Word for word, return every record that follows.

+ + + + + + +

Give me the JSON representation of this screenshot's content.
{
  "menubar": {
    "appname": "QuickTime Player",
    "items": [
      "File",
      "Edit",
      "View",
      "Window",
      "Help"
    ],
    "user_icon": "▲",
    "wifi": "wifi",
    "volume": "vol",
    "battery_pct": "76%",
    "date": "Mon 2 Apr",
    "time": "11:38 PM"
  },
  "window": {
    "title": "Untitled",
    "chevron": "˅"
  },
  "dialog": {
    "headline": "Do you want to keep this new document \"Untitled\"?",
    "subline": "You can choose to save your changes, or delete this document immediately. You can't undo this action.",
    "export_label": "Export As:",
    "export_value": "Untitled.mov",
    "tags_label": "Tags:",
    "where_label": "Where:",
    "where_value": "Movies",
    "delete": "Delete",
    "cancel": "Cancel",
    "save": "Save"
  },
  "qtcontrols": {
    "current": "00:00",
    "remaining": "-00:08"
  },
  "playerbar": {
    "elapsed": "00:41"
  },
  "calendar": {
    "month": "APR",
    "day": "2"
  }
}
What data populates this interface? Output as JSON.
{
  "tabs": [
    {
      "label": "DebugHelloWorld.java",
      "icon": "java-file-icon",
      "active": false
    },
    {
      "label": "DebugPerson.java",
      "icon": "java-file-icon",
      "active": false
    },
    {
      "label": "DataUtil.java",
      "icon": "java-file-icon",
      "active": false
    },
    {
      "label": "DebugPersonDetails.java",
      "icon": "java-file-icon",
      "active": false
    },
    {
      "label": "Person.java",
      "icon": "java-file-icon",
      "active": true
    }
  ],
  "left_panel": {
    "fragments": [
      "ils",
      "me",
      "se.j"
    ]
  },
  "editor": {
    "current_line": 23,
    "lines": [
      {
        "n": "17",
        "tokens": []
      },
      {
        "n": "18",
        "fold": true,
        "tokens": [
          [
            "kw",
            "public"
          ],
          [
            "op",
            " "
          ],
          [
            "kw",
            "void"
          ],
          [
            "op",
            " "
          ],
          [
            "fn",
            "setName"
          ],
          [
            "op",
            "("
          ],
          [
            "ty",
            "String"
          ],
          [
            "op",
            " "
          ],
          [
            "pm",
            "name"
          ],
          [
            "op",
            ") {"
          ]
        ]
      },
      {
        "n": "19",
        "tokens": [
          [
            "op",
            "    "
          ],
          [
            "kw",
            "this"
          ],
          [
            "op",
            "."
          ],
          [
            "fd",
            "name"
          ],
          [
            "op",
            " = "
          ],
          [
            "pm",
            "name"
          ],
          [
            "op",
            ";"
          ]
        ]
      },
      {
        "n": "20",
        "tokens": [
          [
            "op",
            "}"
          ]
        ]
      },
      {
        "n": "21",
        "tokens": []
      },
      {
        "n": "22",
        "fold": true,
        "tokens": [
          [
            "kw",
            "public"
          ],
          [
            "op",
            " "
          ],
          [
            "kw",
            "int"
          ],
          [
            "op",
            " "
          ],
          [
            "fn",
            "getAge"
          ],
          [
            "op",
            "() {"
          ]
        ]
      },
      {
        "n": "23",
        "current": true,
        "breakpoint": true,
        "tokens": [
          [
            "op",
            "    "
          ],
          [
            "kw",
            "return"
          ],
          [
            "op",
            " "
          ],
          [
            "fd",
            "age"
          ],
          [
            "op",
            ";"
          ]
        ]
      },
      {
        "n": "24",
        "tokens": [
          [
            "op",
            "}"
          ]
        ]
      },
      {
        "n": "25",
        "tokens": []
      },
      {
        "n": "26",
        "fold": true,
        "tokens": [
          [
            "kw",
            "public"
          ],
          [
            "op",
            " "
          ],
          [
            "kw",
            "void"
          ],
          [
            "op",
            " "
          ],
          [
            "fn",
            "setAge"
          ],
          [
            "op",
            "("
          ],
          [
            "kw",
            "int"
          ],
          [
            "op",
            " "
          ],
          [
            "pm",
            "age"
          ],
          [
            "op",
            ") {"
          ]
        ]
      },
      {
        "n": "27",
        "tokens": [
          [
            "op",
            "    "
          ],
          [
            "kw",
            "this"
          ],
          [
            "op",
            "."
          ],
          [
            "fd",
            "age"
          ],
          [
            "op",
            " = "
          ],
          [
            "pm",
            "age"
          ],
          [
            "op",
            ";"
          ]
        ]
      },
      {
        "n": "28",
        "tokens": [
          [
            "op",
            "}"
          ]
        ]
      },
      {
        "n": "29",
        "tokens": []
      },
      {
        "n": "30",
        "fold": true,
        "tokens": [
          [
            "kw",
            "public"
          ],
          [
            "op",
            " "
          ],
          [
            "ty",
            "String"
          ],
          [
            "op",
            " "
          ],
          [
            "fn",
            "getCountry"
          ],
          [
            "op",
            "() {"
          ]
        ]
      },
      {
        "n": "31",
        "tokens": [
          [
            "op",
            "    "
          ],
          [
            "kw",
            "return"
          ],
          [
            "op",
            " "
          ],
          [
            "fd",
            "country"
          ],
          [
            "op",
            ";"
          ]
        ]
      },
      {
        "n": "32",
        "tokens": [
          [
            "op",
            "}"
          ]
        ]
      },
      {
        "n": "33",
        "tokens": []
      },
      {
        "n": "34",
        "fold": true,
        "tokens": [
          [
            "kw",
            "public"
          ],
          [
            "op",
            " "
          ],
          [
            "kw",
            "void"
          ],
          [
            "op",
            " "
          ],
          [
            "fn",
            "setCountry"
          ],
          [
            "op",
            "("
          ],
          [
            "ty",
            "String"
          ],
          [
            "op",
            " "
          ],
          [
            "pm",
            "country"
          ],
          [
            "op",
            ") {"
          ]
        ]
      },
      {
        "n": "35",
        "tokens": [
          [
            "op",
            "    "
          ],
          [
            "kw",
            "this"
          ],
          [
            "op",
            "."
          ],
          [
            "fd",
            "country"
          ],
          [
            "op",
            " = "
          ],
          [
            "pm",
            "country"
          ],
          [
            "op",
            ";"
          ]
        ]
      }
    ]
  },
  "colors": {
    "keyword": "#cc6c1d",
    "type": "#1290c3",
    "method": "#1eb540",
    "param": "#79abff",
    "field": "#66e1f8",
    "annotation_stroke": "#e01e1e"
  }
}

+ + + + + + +

SOLUTION.
Give me the JSON representation of this screenshot's content.
{
  "menubar": {
    "appname": "QuickTime Player",
    "items": [
      "File",
      "Edit",
      "View",
      "Window",
      "Help"
    ],
    "user_icon": "▲",
    "wifi": "wifi",
    "volume": "vol",
    "battery_pct": "76%",
    "date": "Mon 2 Apr",
    "time": "11:38 PM"
  },
  "window": {
    "title": "Untitled",
    "chevron": "˅"
  },
  "dialog": {
    "headline": "Do you want to keep this new document \"Untitled\"?",
    "subline": "You can choose to save your changes, or delete this document immediately. You can't undo this action.",
    "export_label": "Export As:",
    "export_value": "Untitled.mov",
    "tags_label": "Tags:",
    "where_label": "Where:",
    "where_value": "Movies",
    "delete": "Delete",
    "cancel": "Cancel",
    "save": "Save"
  },
  "qtcontrols": {
    "current": "00:00",
    "remaining": "-00:08"
  },
  "playerbar": {
    "elapsed": "00:41"
  },
  "calendar": {
    "month": "APR",
    "day": "2"
  }
}
What data populates this interface? Output as JSON.
{
  "tabs": [
    {
      "label": "DebugHelloWorld.java",
      "icon": "java-file-icon",
      "active": false
    },
    {
      "label": "DebugPerson.java",
      "icon": "java-file-icon",
      "active": false
    },
    {
      "label": "DataUtil.java",
      "icon": "java-file-icon",
      "active": false
    },
    {
      "label": "DebugPersonDetails.java",
      "icon": "java-file-icon",
      "active": false
    },
    {
      "label": "Person.java",
      "icon": "java-file-icon",
      "active": true
    }
  ],
  "left_panel": {
    "fragments": [
      "ils",
      "me",
      "se.j"
    ]
  },
  "editor": {
    "current_line": 23,
    "lines": [
      {
        "n": "17",
        "tokens": []
      },
      {
        "n": "18",
        "fold": true,
        "tokens": [
          [
            "kw",
            "public"
          ],
          [
            "op",
            " "
          ],
          [
            "kw",
            "void"
          ],
          [
            "op",
            " "
          ],
          [
            "fn",
            "setName"
          ],
          [
            "op",
            "("
          ],
          [
            "ty",
            "String"
          ],
          [
            "op",
            " "
          ],
          [
            "pm",
            "name"
          ],
          [
            "op",
            ") {"
          ]
        ]
      },
      {
        "n": "19",
        "tokens": [
          [
            "op",
            "    "
          ],
          [
            "kw",
            "this"
          ],
          [
            "op",
            "."
          ],
          [
            "fd",
            "name"
          ],
          [
            "op",
            " = "
          ],
          [
            "pm",
            "name"
          ],
          [
            "op",
            ";"
          ]
        ]
      },
      {
        "n": "20",
        "tokens": [
          [
            "op",
            "}"
          ]
        ]
      },
      {
        "n": "21",
        "tokens": []
      },
      {
        "n": "22",
        "fold": true,
        "tokens": [
          [
            "kw",
            "public"
          ],
          [
            "op",
            " "
          ],
          [
            "kw",
            "int"
          ],
          [
            "op",
            " "
          ],
          [
            "fn",
            "getAge"
          ],
          [
            "op",
            "() {"
          ]
        ]
      },
      {
        "n": "23",
        "current": true,
        "breakpoint": true,
        "tokens": [
          [
            "op",
            "    "
          ],
          [
            "kw",
            "return"
          ],
          [
            "op",
            " "
          ],
          [
            "fd",
            "age"
          ],
          [
            "op",
            ";"
          ]
        ]
      },
      {
        "n": "24",
        "tokens": [
          [
            "op",
            "}"
          ]
        ]
      },
      {
        "n": "25",
        "tokens": []
      },
      {
        "n": "26",
        "fold": true,
        "tokens": [
          [
            "kw",
            "public"
          ],
          [
            "op",
            " "
          ],
          [
            "kw",
            "void"
          ],
          [
            "op",
            " "
          ],
          [
            "fn",
            "setAge"
          ],
          [
            "op",
            "("
          ],
          [
            "kw",
            "int"
          ],
          [
            "op",
            " "
          ],
          [
            "pm",
            "age"
          ],
          [
            "op",
            ") {"
          ]
        ]
      },
      {
        "n": "27",
        "tokens": [
          [
            "op",
            "    "
          ],
          [
            "kw",
            "this"
          ],
          [
            "op",
            "."
          ],
          [
            "fd",
            "age"
          ],
          [
            "op",
            " = "
          ],
          [
            "pm",
            "age"
          ],
          [
            "op",
            ";"
          ]
        ]
      },
      {
        "n": "28",
        "tokens": [
          [
            "op",
            "}"
          ]
        ]
      },
      {
        "n": "29",
        "tokens": []
      },
      {
        "n": "30",
        "fold": true,
        "tokens": [
          [
            "kw",
            "public"
          ],
          [
            "op",
            " "
          ],
          [
            "ty",
            "String"
          ],
          [
            "op",
            " "
          ],
          [
            "fn",
            "getCountry"
          ],
          [
            "op",
            "() {"
          ]
        ]
      },
      {
        "n": "31",
        "tokens": [
          [
            "op",
            "    "
          ],
          [
            "kw",
            "return"
          ],
          [
            "op",
            " "
          ],
          [
            "fd",
            "country"
          ],
          [
            "op",
            ";"
          ]
        ]
      },
      {
        "n": "32",
        "tokens": [
          [
            "op",
            "}"
          ]
        ]
      },
      {
        "n": "33",
        "tokens": []
      },
      {
        "n": "34",
        "fold": true,
        "tokens": [
          [
            "kw",
            "public"
          ],
          [
            "op",
            " "
          ],
          [
            "kw",
            "void"
          ],
          [
            "op",
            " "
          ],
          [
            "fn",
            "setCountry"
          ],
          [
            "op",
            "("
          ],
          [
            "ty",
            "String"
          ],
          [
            "op",
            " "
          ],
          [
            "pm",
            "country"
          ],
          [
            "op",
            ") {"
          ]
        ]
      },
      {
        "n": "35",
        "tokens": [
          [
            "op",
            "    "
          ],
          [
            "kw",
            "this"
          ],
          [
            "op",
            "."
          ],
          [
            "fd",
            "country"
          ],
          [
            "op",
            " = "
          ],
          [
            "pm",
            "country"
          ],
          [
            "op",
            ";"
          ]
        ]
      }
    ]
  },
  "colors": {
    "keyword": "#cc6c1d",
    "type": "#1290c3",
    "method": "#1eb540",
    "param": "#79abff",
    "field": "#66e1f8",
    "annotation_stroke": "#e01e1e"
  }
}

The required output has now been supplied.